Jacob Moseley: Another senior employee to exit SVB’s ranks is Jacob Moseley. He started as an Associate to Senior Relationship Manager at the bank, and over the next 22 years climbed to Head of Relationship Management in Technology Banking at SVB. During his time there he also served as Head of UK Commercial Banking, as well as being responsible for credit and risk management approvals in the UK and Israel for early to late stage startups. Moseley’s experience gives an indication of SVB’s influence, and may prove very meaningful for his new employer.
Employees like Moseley and Trotter have deep relationships and lengthy contact lists. And Moseley is bringing his connections with him, VC firms and industry big shots alike, to future startup clients who decide to work with Stifel.

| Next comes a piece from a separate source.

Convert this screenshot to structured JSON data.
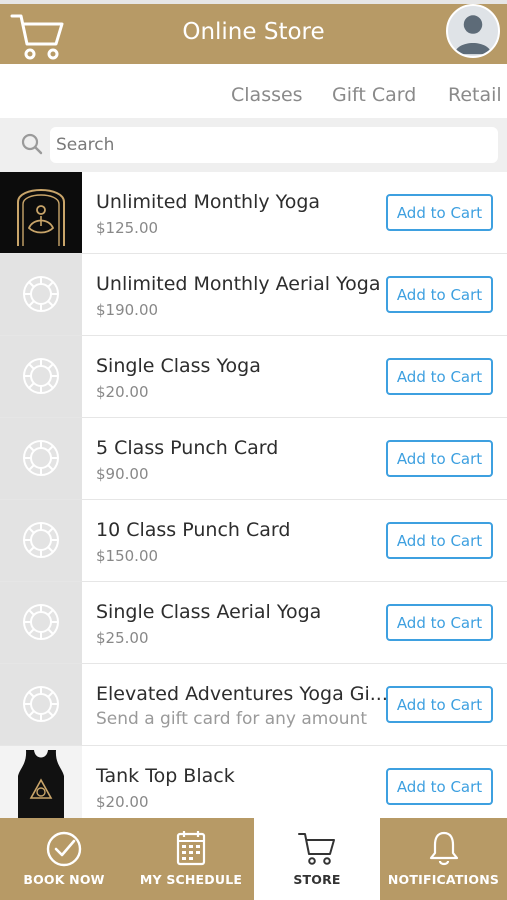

Ted Wilson: Senior Market Manager Wilson was at SVB for a total of 6 years, heading up National Enterprise Software in the San Francisco Bay Area. His experience in his time at SVB lies in helping scale FIs and venture capital firms’ businesses. Before SVB he also worked in venture capital firms like Crosslink Capital and Pinnacle Ventures.
In addition to Moseley, Wilson, and Trotter, 3 more members of SVB have joined Stifel. Christopher Berg who served as Vice President at SVB is now at Stifel as the Senior Vice President, Venture Banking. Ryan Kirschling who served as Managing Director for Credit Solutions in Pacific Northwest joined the regional bank as Managing Director. And with a 14 year career at SVB, Minh Le has also moved to Stifel as a Managing Director. At SVB, Le served as Market Manager for the Washington area.
More where that came from
Although CIBC and Stifel have both made some notable hirings, they aren't the only ones snagging up talent from SVB. Gavin Hewitt who was EMEA CFO at SVB moved to the Bank of London as CFO. And Jason Rich who served as Director, Specialty Commercial, joined Cambridge Trust as Senior Vice President of Deposit and Treasury Management after 10 years at SVB.
Not new beginnings for everyone
Although there is a shuffling of talent afoot, not everyone at SVB is turning over a new leaf. Some in fact are suggesting a resurrection of the bank under the rallying cry of “SVB 2.0”. Shane Ballew, Director at SVB, made some poignant statements about the banks resurgence on his LinkedIn, saying that Silicon Valley Bank is separate from SVB 2.0, officially “Silicon Valley Bridge Bank”:
While senior employees have been able to make a shift to positions that offer security, many have been hit hard by the bank’s collapse. Employees at SVB got some part of their salaries paid in equity, which tanked when the bank’s crisis peaked. Some have lost more than a million dollars due to this.
The SVB effect
SVB’s diminished presence in the venture capital and startup space has brought upon mixed results for the industry. On the one hand, employees have suffered losses and the startup community is still reeling from not having SVB to rely on.
On the other hand, firms like CIBC and Stifel have an opening that wouldn't be there without the SVB debacle. FIs that want a share of SVB’s pie can finally swoop in. Chris Reichert, Stifel Bank & Trust CEO, expects competition to get stiffer as big banks also increase their presence in the space. It is unlikely that these firms will be able to replace SVB’s position in the industry with a few hirings, but the hirings do signal that the industry might find a better foundation to build on. When the dust settles, the startup funding space may find that it has more than one good option to bank on.